Black communities and institutions are languishing, in my estimation, largely because they have become conditioned to look outside of their own milieu for criticism and approbation. Funding and support of major regional theaters, without recognizing and ensuring the health of black theaters, is a continuation of that conditioning. If black theatre is to realize itself and continue to make artistic and cultural contributions to American theater, it must be supported to the degree that it can take chances and do what people in the corporate world call "research and development." When we nurture, or discover, a talent which has the voice, insight, craft and courage to scale new artistic levels, we should be healthy enough to provide technical, dramaturgical, marketing, critical, administrative, financial, and audience support necessary to allow that talent to realize itself. In short, we should be capable of gratifying our own interests.

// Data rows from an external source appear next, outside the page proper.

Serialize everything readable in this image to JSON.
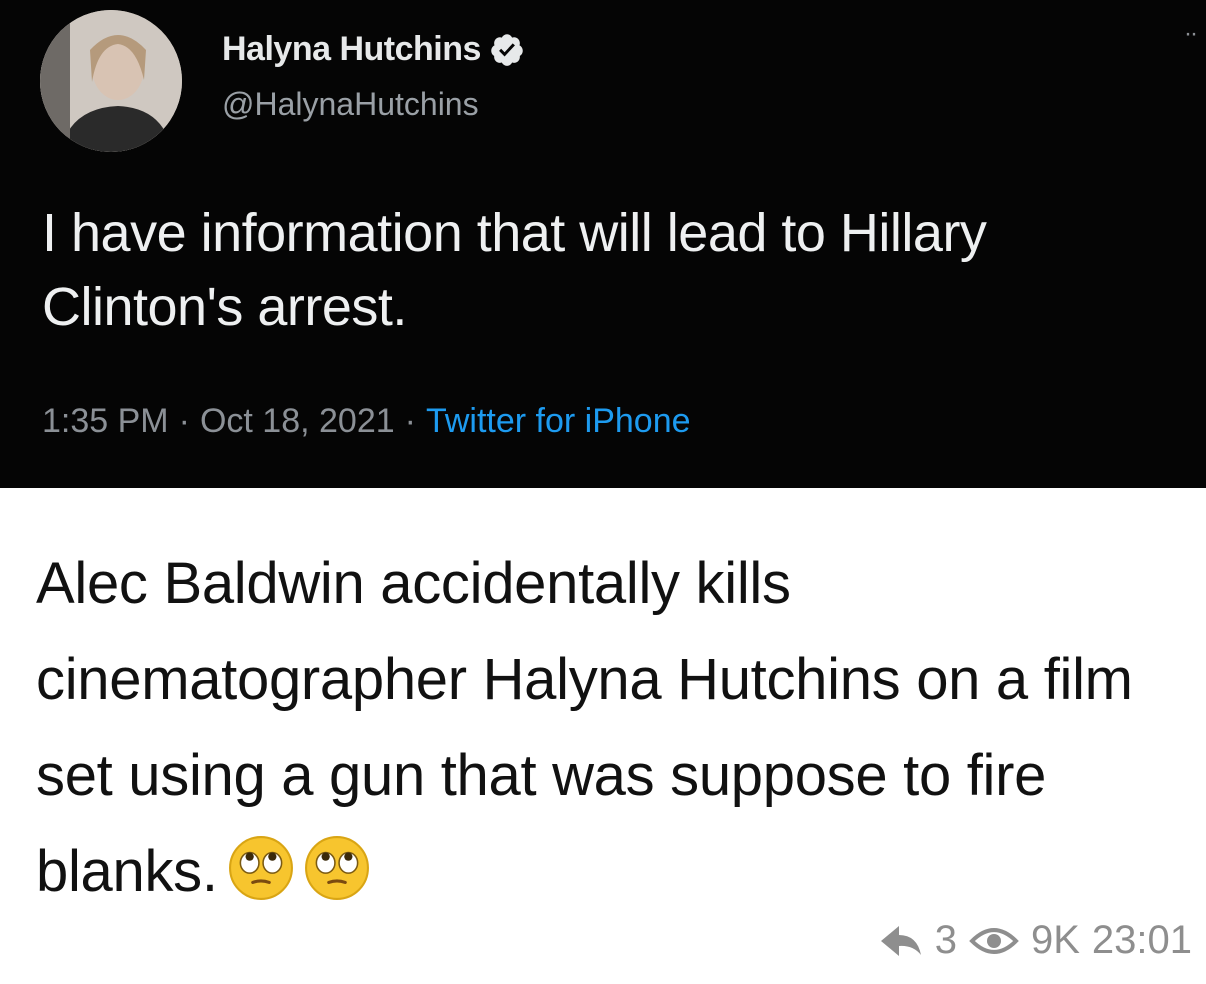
{
  "tweet": {
    "display_name": "Halyna Hutchins",
    "handle": "@HalynaHutchins",
    "text": "I have information that will lead to Hillary Clinton's arrest.",
    "time": "1:35 PM",
    "date": "Oct 18, 2021",
    "source": "Twitter for iPhone",
    "separator": "·",
    "more_icon": "more-dots-icon",
    "verified_icon": "verified-badge-icon",
    "colors": {
      "background": "#050505",
      "text": "#e7e9ea",
      "muted": "#8b9096",
      "link": "#1d9bf0"
    }
  },
  "post": {
    "caption": "Alec Baldwin accidentally kills cinematographer Halyna Hutchins on a film set using a gun that was suppose to fire blanks.",
    "emoji_icons": [
      "face-with-rolling-eyes-icon",
      "face-with-rolling-eyes-icon"
    ],
    "replies": "3",
    "views": "9K",
    "time": "23:01",
    "reply_icon": "reply-arrow-icon",
    "views_icon": "eye-icon"
  }
}
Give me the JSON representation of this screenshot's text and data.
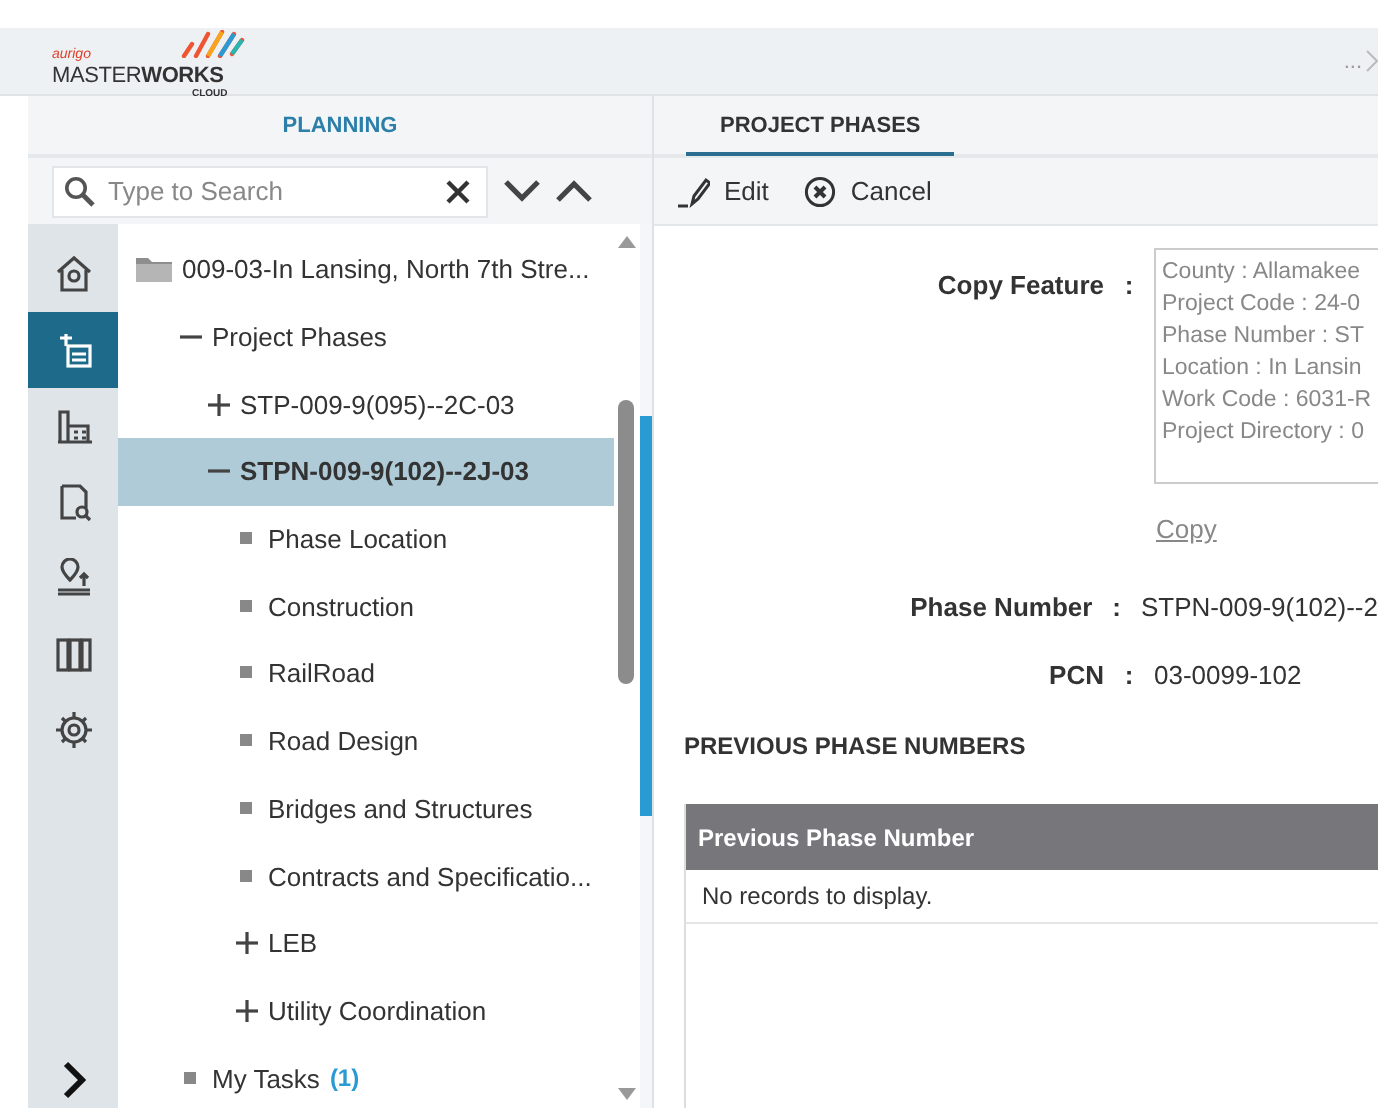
{
  "header": {
    "logo": {
      "brand": "aurigo",
      "product": "MASTER**WORKS**",
      "edition": "CLOUD"
    },
    "overflow": "..."
  },
  "left_panel": {
    "tab": "PLANNING",
    "search": {
      "placeholder": "Type to Search"
    },
    "rail": [
      {
        "selected": false
      },
      {
        "selected": true
      },
      {
        "selected": false
      },
      {
        "selected": false
      },
      {
        "selected": false
      },
      {
        "selected": false
      },
      {
        "selected": false
      }
    ],
    "tree": [
      {
        "label": "009-03-In Lansing, North 7th Stre...",
        "kind": "folder",
        "selected": false,
        "children": [
          {
            "label": "Project Phases",
            "kind": "toggle",
            "expanded": true,
            "selected": false,
            "children": [
              {
                "label": "STP-009-9(095)--2C-03",
                "kind": "toggle",
                "expanded": false,
                "selected": false
              },
              {
                "label": "STPN-009-9(102)--2J-03",
                "kind": "toggle",
                "expanded": true,
                "selected": true,
                "children": [
                  {
                    "label": "Phase Location",
                    "kind": "leaf",
                    "selected": false
                  },
                  {
                    "label": "Construction",
                    "kind": "leaf",
                    "selected": false
                  },
                  {
                    "label": "RailRoad",
                    "kind": "leaf",
                    "selected": false
                  },
                  {
                    "label": "Road Design",
                    "kind": "leaf",
                    "selected": false
                  },
                  {
                    "label": "Bridges and Structures",
                    "kind": "leaf",
                    "selected": false
                  },
                  {
                    "label": "Contracts and Specificatio...",
                    "kind": "leaf",
                    "selected": false
                  },
                  {
                    "label": "LEB",
                    "kind": "toggle",
                    "expanded": false,
                    "selected": false
                  },
                  {
                    "label": "Utility Coordination",
                    "kind": "toggle",
                    "expanded": false,
                    "selected": false
                  }
                ]
              }
            ]
          },
          {
            "label": "My Tasks",
            "kind": "leaf",
            "count": "(1)",
            "selected": false
          }
        ]
      }
    ]
  },
  "right_panel": {
    "tab": "PROJECT PHASES",
    "toolbar": [
      "Edit",
      "Cancel"
    ],
    "copy_feature": {
      "label": "Copy Feature",
      "separator": ":",
      "lines": [
        "County : Allamakee",
        "Project Code : 24-0",
        "Phase Number : ST",
        "Location : In Lansin",
        "Work Code : 6031-R",
        "Project Directory : 0"
      ],
      "link": "Copy"
    },
    "fields": [
      {
        "label": "Phase Number",
        "separator": ":",
        "value": "STPN-009-9(102)--2"
      },
      {
        "label": "PCN",
        "separator": ":",
        "value": "03-0099-102"
      }
    ],
    "section": "PREVIOUS PHASE NUMBERS",
    "table": {
      "columns": [
        "Previous Phase Number"
      ],
      "empty": "No records to display."
    }
  }
}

I have both facilitated and participated quite substantively in the development of craft in a number of black theatrical artists who are making outstanding contributions to American theater. It seems obvious that Penumbra is doing "something" right. "Something" right for Penumbra and right for the nation. Yet, because of a national atmosphere that does not choose to reward that talent until it has been recognized by "the majors," I now have to fight to keep Penumbra from becoming a "farm team" where well-funded artistic directors come to do "one-stop-shopping" for new ideas, talent, and craft.
Lou Bellamy is founder and director of the Penumbra Theatre.